Consensus unlikely on tax rates at GST council meet
September, 21st 2016
The first meeting of the goods and services tax (GST) council scheduled for later this week is unlikely to reach a consensus on tax rates under the indirect tax regime or on the issue of sharing administrative powers between the centre and the states, government officials aware of the matter said.
The sub-committees formed by the empowered committee comprising state and central government officials to look into these issues and arrive at a basic consensual framework has met only once so far, one of the state government officials cited above said, requesting anonymity.
“The methodology for deciding the rates has to be arrived at. For this, clarity is needed on the exemptions list and the threshold. The exemption list has to be pruned from the existing one. A decision also has to be taken if a negative list of service tax will continue in the GST regime. Rates and dual control will be discussed, but a consensus looks unlikely. A lot of the ground work still remains to be done,” the official said.
Since it is the first meeting, the main agenda will be to finalize the rules of conduct of business, another official said, also requesting anonymity.
A consensus on the revenue-neutral rate (RNR) or the tax rate at which there will be no revenue loss to the states under a GST regime has so far been elusive.
The states have expressed concern over the wide divergence in the RNR proposed by the government panel led by chief economic adviser Arvind Subramanian and the report commissioned by states and submitted by New Delhi-based think tank National Institute of Public Finance and Policy (NIPFP).
The standard rates proposed by the Subramanian panel are around 18%, while those proposed by NIPFP in its latest report are around 22-23%.
The centre had said that computation of the tax base will be another key factor that will go towards the calculation of the tax rate that protects the revenue of the states and the centre as well as keep the tax rate reasonable to minimize the inflationary impact on the common man.
Dual control has also been a major point of disagreement between the centre and the states with the latter insisting that all small traders with a revenue threshold of below Rs1.5 crore should be only under the administrative control of states. So far, the centre has not yielded on this issue, but has repeatedly assured the industry that every taxpayer will be under the administrative control of only one tax authority.
Calling it cross-empowerment, revenue secretary Hasmukh Adhia had said that it is possible to divide the scrutiny cases between the centre and the states as per mutual agreement.
Sumit Dutt Majumder, former chairman of the Central Board of Excise and Customs, said the way around the dual-control problem could be a small taxpayers unit along the lines of the large taxpayers’ unit (LTU) existent at present.
“All income tax, excise and service tax issues are handled by the LTU for large taxpayers.

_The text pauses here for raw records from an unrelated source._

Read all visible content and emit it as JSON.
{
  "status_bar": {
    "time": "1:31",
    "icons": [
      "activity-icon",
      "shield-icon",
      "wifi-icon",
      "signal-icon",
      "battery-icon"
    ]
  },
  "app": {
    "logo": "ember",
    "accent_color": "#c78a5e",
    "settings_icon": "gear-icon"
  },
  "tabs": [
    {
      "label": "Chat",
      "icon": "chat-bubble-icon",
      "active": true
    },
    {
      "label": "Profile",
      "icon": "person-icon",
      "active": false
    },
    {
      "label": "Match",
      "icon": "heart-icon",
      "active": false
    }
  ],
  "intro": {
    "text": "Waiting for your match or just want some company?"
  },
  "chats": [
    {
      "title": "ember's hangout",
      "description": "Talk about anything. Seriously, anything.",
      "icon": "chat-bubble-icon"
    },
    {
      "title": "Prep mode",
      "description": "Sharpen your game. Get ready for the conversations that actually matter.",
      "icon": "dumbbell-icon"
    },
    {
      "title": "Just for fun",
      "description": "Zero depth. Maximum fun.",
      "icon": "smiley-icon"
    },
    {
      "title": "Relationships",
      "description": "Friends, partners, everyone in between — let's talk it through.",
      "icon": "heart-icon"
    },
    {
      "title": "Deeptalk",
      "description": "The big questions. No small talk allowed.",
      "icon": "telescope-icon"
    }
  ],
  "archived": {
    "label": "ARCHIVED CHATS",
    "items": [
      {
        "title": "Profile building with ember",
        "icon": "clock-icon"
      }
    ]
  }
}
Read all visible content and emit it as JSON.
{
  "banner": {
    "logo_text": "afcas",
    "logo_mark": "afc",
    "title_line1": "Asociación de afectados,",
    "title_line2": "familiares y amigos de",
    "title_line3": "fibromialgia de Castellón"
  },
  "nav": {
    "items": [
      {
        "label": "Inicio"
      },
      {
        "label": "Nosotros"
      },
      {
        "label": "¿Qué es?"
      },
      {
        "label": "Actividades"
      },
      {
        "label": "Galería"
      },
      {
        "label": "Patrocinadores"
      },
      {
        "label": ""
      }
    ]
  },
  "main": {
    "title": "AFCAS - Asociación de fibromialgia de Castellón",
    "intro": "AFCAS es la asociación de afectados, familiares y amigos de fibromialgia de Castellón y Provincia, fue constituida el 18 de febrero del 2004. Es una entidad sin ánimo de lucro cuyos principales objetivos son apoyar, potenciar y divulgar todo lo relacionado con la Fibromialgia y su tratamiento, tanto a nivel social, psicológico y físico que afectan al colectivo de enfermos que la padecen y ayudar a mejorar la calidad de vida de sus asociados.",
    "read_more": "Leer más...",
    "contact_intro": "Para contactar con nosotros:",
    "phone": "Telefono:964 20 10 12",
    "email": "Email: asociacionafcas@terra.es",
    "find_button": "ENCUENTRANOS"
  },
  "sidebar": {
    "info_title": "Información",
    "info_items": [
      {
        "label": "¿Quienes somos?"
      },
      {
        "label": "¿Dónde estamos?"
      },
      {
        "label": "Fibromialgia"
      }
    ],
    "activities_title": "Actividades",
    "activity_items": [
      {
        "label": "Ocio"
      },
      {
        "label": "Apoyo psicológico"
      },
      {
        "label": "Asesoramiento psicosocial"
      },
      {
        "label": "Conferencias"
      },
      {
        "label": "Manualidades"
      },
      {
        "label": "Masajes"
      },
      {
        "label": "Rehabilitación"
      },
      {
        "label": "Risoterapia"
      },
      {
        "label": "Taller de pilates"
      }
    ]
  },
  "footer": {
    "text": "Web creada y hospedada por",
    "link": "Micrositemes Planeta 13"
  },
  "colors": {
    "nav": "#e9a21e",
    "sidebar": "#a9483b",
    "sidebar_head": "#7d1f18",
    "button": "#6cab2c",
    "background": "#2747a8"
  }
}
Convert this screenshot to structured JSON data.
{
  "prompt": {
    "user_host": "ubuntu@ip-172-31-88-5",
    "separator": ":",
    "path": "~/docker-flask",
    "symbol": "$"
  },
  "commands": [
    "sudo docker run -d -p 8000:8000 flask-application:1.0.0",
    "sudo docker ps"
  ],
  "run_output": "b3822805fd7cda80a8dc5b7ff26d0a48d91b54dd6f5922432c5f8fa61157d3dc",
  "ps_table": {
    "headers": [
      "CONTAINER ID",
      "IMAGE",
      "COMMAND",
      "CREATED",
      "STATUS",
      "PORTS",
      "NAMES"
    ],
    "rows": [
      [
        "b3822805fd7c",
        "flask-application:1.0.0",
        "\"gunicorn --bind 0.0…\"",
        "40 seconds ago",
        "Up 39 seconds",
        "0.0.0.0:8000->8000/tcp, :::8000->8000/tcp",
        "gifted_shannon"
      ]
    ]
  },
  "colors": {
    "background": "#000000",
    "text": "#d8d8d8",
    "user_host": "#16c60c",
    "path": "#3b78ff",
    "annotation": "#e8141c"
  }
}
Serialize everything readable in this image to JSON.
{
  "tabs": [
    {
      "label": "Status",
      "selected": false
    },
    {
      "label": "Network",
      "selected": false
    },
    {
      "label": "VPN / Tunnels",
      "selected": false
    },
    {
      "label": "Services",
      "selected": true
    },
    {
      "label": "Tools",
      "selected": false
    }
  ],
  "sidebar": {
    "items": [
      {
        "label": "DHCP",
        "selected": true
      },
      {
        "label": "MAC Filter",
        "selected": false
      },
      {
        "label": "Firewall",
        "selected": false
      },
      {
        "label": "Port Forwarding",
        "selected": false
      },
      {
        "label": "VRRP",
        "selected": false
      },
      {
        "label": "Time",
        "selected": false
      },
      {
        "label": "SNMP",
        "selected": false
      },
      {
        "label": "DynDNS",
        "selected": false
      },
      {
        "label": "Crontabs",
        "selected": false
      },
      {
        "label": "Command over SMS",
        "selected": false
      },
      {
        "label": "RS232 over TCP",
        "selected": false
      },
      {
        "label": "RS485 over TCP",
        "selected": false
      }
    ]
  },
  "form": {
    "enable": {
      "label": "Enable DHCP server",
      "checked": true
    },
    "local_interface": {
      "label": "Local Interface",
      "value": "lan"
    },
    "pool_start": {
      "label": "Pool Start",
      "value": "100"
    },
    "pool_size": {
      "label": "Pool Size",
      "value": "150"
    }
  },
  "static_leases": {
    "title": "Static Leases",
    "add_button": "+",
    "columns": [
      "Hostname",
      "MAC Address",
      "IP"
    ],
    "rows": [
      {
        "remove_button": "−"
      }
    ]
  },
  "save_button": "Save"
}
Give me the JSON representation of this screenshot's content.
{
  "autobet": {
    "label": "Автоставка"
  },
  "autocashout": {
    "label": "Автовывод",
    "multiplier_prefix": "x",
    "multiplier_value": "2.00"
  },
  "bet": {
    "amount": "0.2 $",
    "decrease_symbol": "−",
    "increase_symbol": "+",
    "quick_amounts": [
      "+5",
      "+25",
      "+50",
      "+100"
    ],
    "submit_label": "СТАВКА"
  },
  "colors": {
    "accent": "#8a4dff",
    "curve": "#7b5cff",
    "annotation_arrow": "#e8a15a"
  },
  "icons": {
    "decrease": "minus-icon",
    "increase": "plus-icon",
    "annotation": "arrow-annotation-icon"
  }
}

Something similar can be done for small taxpayers below Rs1.5 crore wherein state GST and central GST officials can work together in the small taxpayer unit. The centre has the right to collect integrated GST (IGST). But if states’ demand single control, then the Constitution may have to be further amended to allow states to collect IGST,” he said.
The government is aiming to implement GST from 1 April, but finalizing these issues and the three draft GST legislation by mid-November will be crucial to adhere to this deadline.
GST, considered one of the most ambitious indirect tax reforms undertaken in independent India, will remove barriers across states and unite the country into a common market. It will subsume most of the indirect taxes levied by the centre and the states, including excise duty, service tax, value-added tax, entertainment tax, entry tax and luxury tax.